┌─ TASK INPUTS

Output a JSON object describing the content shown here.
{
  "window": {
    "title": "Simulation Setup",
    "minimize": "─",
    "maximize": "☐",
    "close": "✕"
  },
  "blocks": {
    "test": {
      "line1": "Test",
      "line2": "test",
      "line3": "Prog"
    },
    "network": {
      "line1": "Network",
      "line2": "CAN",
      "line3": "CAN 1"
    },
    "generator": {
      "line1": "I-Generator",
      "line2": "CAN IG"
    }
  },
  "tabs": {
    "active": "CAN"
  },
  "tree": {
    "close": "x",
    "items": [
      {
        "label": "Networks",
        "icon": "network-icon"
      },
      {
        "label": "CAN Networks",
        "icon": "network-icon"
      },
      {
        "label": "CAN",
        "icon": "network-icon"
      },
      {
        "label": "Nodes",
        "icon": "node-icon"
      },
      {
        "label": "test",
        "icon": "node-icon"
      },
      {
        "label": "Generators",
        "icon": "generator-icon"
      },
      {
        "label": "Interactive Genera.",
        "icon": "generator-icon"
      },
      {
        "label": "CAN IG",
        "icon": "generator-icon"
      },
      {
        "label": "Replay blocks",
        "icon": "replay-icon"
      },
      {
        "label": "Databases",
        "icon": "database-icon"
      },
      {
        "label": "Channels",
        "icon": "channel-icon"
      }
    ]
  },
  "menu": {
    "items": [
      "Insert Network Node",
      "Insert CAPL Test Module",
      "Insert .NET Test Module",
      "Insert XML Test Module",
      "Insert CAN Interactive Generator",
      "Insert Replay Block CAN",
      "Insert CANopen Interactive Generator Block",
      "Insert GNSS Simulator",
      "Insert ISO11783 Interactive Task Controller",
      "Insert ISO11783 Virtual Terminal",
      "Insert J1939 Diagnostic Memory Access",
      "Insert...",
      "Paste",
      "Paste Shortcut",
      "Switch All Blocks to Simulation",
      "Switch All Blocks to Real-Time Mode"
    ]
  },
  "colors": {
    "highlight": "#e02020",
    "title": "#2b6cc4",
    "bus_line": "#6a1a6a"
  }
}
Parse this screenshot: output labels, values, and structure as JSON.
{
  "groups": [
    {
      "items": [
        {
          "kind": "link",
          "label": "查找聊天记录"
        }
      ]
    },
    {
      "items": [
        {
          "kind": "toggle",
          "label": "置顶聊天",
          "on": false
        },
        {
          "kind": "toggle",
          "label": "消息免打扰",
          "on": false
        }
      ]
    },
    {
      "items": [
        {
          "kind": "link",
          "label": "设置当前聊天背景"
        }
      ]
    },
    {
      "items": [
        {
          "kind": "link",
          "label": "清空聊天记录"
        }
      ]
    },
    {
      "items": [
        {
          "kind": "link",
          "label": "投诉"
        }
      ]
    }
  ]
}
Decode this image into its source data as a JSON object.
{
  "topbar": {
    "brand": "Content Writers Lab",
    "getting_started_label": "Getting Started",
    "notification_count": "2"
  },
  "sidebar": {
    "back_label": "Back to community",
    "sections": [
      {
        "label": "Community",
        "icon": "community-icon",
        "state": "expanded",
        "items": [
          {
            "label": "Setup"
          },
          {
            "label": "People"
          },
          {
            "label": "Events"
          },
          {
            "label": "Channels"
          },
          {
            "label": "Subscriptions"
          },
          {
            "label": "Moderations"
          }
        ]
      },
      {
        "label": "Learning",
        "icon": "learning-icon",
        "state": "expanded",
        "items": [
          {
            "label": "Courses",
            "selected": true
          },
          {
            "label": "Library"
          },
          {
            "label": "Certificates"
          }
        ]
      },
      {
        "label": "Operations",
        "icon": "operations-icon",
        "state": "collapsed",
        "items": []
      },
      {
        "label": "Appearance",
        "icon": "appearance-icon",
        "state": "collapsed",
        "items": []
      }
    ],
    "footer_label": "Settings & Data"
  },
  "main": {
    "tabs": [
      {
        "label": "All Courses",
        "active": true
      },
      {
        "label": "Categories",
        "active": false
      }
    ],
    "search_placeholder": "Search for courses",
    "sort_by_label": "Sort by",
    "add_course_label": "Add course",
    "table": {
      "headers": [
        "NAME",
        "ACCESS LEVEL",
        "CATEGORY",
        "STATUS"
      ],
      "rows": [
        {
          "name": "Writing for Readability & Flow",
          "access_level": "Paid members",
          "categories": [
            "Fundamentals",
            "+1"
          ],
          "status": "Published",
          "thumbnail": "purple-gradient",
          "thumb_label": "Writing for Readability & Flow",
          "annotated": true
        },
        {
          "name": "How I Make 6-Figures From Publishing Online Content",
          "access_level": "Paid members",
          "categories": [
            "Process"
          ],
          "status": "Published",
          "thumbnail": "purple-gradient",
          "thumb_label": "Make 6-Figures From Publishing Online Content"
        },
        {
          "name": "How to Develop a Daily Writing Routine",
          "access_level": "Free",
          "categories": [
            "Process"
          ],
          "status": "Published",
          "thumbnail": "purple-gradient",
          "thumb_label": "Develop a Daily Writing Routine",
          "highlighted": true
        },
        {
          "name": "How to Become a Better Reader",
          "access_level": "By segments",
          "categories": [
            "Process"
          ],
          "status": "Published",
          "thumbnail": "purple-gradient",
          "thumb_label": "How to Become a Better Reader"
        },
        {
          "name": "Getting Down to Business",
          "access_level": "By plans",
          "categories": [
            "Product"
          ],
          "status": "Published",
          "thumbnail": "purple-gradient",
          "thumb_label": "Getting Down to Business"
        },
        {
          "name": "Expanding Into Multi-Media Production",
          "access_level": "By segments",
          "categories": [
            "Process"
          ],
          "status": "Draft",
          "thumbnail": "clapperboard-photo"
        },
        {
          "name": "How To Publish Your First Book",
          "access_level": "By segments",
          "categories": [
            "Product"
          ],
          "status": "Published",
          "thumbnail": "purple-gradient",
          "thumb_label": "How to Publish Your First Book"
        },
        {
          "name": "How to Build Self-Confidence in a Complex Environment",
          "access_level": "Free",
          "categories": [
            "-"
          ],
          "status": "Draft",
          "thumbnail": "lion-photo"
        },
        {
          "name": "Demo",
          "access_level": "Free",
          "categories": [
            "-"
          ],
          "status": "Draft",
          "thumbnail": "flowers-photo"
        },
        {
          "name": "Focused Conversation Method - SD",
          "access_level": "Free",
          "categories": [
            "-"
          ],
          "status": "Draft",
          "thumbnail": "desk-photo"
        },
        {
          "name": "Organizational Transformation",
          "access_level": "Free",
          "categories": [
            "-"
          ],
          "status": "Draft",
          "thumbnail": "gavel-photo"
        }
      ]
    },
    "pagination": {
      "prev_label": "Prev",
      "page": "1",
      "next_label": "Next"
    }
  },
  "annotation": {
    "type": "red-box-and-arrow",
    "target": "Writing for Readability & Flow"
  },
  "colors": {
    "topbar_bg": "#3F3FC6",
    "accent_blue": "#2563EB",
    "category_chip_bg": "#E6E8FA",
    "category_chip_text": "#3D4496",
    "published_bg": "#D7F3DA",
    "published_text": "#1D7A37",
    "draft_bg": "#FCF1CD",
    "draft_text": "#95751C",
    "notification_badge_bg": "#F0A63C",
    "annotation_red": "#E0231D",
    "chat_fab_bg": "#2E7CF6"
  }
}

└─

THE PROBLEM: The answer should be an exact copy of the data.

ANSWER SPACE:
Output a JSON object describing the content shown here.
{
  "window": {
    "title": "Simulation Setup",
    "minimize": "─",
    "maximize": "☐",
    "close": "✕"
  },
  "blocks": {
    "test": {
      "line1": "Test",
      "line2": "test",
      "line3": "Prog"
    },
    "network": {
      "line1": "Network",
      "line2": "CAN",
      "line3": "CAN 1"
    },
    "generator": {
      "line1": "I-Generator",
      "line2": "CAN IG"
    }
  },
  "tabs": {
    "active": "CAN"
  },
  "tree": {
    "close": "x",
    "items": [
      {
        "label": "Networks",
        "icon": "network-icon"
      },
      {
        "label": "CAN Networks",
        "icon": "network-icon"
      },
      {
        "label": "CAN",
        "icon": "network-icon"
      },
      {
        "label": "Nodes",
        "icon": "node-icon"
      },
      {
        "label": "test",
        "icon": "node-icon"
      },
      {
        "label": "Generators",
        "icon": "generator-icon"
      },
      {
        "label": "Interactive Genera.",
        "icon": "generator-icon"
      },
      {
        "label": "CAN IG",
        "icon": "generator-icon"
      },
      {
        "label": "Replay blocks",
        "icon": "replay-icon"
      },
      {
        "label": "Databases",
        "icon": "database-icon"
      },
      {
        "label": "Channels",
        "icon": "channel-icon"
      }
    ]
  },
  "menu": {
    "items": [
      "Insert Network Node",
      "Insert CAPL Test Module",
      "Insert .NET Test Module",
      "Insert XML Test Module",
      "Insert CAN Interactive Generator",
      "Insert Replay Block CAN",
      "Insert CANopen Interactive Generator Block",
      "Insert GNSS Simulator",
      "Insert ISO11783 Interactive Task Controller",
      "Insert ISO11783 Virtual Terminal",
      "Insert J1939 Diagnostic Memory Access",
      "Insert...",
      "Paste",
      "Paste Shortcut",
      "Switch All Blocks to Simulation",
      "Switch All Blocks to Real-Time Mode"
    ]
  },
  "colors": {
    "highlight": "#e02020",
    "title": "#2b6cc4",
    "bus_line": "#6a1a6a"
  }
}
Parse this screenshot: output labels, values, and structure as JSON.
{
  "groups": [
    {
      "items": [
        {
          "kind": "link",
          "label": "查找聊天记录"
        }
      ]
    },
    {
      "items": [
        {
          "kind": "toggle",
          "label": "置顶聊天",
          "on": false
        },
        {
          "kind": "toggle",
          "label": "消息免打扰",
          "on": false
        }
      ]
    },
    {
      "items": [
        {
          "kind": "link",
          "label": "设置当前聊天背景"
        }
      ]
    },
    {
      "items": [
        {
          "kind": "link",
          "label": "清空聊天记录"
        }
      ]
    },
    {
      "items": [
        {
          "kind": "link",
          "label": "投诉"
        }
      ]
    }
  ]
}
Decode this image into its source data as a JSON object.
{
  "topbar": {
    "brand": "Content Writers Lab",
    "getting_started_label": "Getting Started",
    "notification_count": "2"
  },
  "sidebar": {
    "back_label": "Back to community",
    "sections": [
      {
        "label": "Community",
        "icon": "community-icon",
        "state": "expanded",
        "items": [
          {
            "label": "Setup"
          },
          {
            "label": "People"
          },
          {
            "label": "Events"
          },
          {
            "label": "Channels"
          },
          {
            "label": "Subscriptions"
          },
          {
            "label": "Moderations"
          }
        ]
      },
      {
        "label": "Learning",
        "icon": "learning-icon",
        "state": "expanded",
        "items": [
          {
            "label": "Courses",
            "selected": true
          },
          {
            "label": "Library"
          },
          {
            "label": "Certificates"
          }
        ]
      },
      {
        "label": "Operations",
        "icon": "operations-icon",
        "state": "collapsed",
        "items": []
      },
      {
        "label": "Appearance",
        "icon": "appearance-icon",
        "state": "collapsed",
        "items": []
      }
    ],
    "footer_label": "Settings & Data"
  },
  "main": {
    "tabs": [
      {
        "label": "All Courses",
        "active": true
      },
      {
        "label": "Categories",
        "active": false
      }
    ],
    "search_placeholder": "Search for courses",
    "sort_by_label": "Sort by",
    "add_course_label": "Add course",
    "table": {
      "headers": [
        "NAME",
        "ACCESS LEVEL",
        "CATEGORY",
        "STATUS"
      ],
      "rows": [
        {
          "name": "Writing for Readability & Flow",
          "access_level": "Paid members",
          "categories": [
            "Fundamentals",
            "+1"
          ],
          "status": "Published",
          "thumbnail": "purple-gradient",
          "thumb_label": "Writing for Readability & Flow",
          "annotated": true
        },
        {
          "name": "How I Make 6-Figures From Publishing Online Content",
          "access_level": "Paid members",
          "categories": [
            "Process"
          ],
          "status": "Published",
          "thumbnail": "purple-gradient",
          "thumb_label": "Make 6-Figures From Publishing Online Content"
        },
        {
          "name": "How to Develop a Daily Writing Routine",
          "access_level": "Free",
          "categories": [
            "Process"
          ],
          "status": "Published",
          "thumbnail": "purple-gradient",
          "thumb_label": "Develop a Daily Writing Routine",
          "highlighted": true
        },
        {
          "name": "How to Become a Better Reader",
          "access_level": "By segments",
          "categories": [
            "Process"
          ],
          "status": "Published",
          "thumbnail": "purple-gradient",
          "thumb_label": "How to Become a Better Reader"
        },
        {
          "name": "Getting Down to Business",
          "access_level": "By plans",
          "categories": [
            "Product"
          ],
          "status": "Published",
          "thumbnail": "purple-gradient",
          "thumb_label": "Getting Down to Business"
        },
        {
          "name": "Expanding Into Multi-Media Production",
          "access_level": "By segments",
          "categories": [
            "Process"
          ],
          "status": "Draft",
          "thumbnail": "clapperboard-photo"
        },
        {
          "name": "How To Publish Your First Book",
          "access_level": "By segments",
          "categories": [
            "Product"
          ],
          "status": "Published",
          "thumbnail": "purple-gradient",
          "thumb_label": "How to Publish Your First Book"
        },
        {
          "name": "How to Build Self-Confidence in a Complex Environment",
          "access_level": "Free",
          "categories": [
            "-"
          ],
          "status": "Draft",
          "thumbnail": "lion-photo"
        },
        {
          "name": "Demo",
          "access_level": "Free",
          "categories": [
            "-"
          ],
          "status": "Draft",
          "thumbnail": "flowers-photo"
        },
        {
          "name": "Focused Conversation Method - SD",
          "access_level": "Free",
          "categories": [
            "-"
          ],
          "status": "Draft",
          "thumbnail": "desk-photo"
        },
        {
          "name": "Organizational Transformation",
          "access_level": "Free",
          "categories": [
            "-"
          ],
          "status": "Draft",
          "thumbnail": "gavel-photo"
        }
      ]
    },
    "pagination": {
      "prev_label": "Prev",
      "page": "1",
      "next_label": "Next"
    }
  },
  "annotation": {
    "type": "red-box-and-arrow",
    "target": "Writing for Readability & Flow"
  },
  "colors": {
    "topbar_bg": "#3F3FC6",
    "accent_blue": "#2563EB",
    "category_chip_bg": "#E6E8FA",
    "category_chip_text": "#3D4496",
    "published_bg": "#D7F3DA",
    "published_text": "#1D7A37",
    "draft_bg": "#FCF1CD",
    "draft_text": "#95751C",
    "notification_badge_bg": "#F0A63C",
    "annotation_red": "#E0231D",
    "chat_fab_bg": "#2E7CF6"
  }
}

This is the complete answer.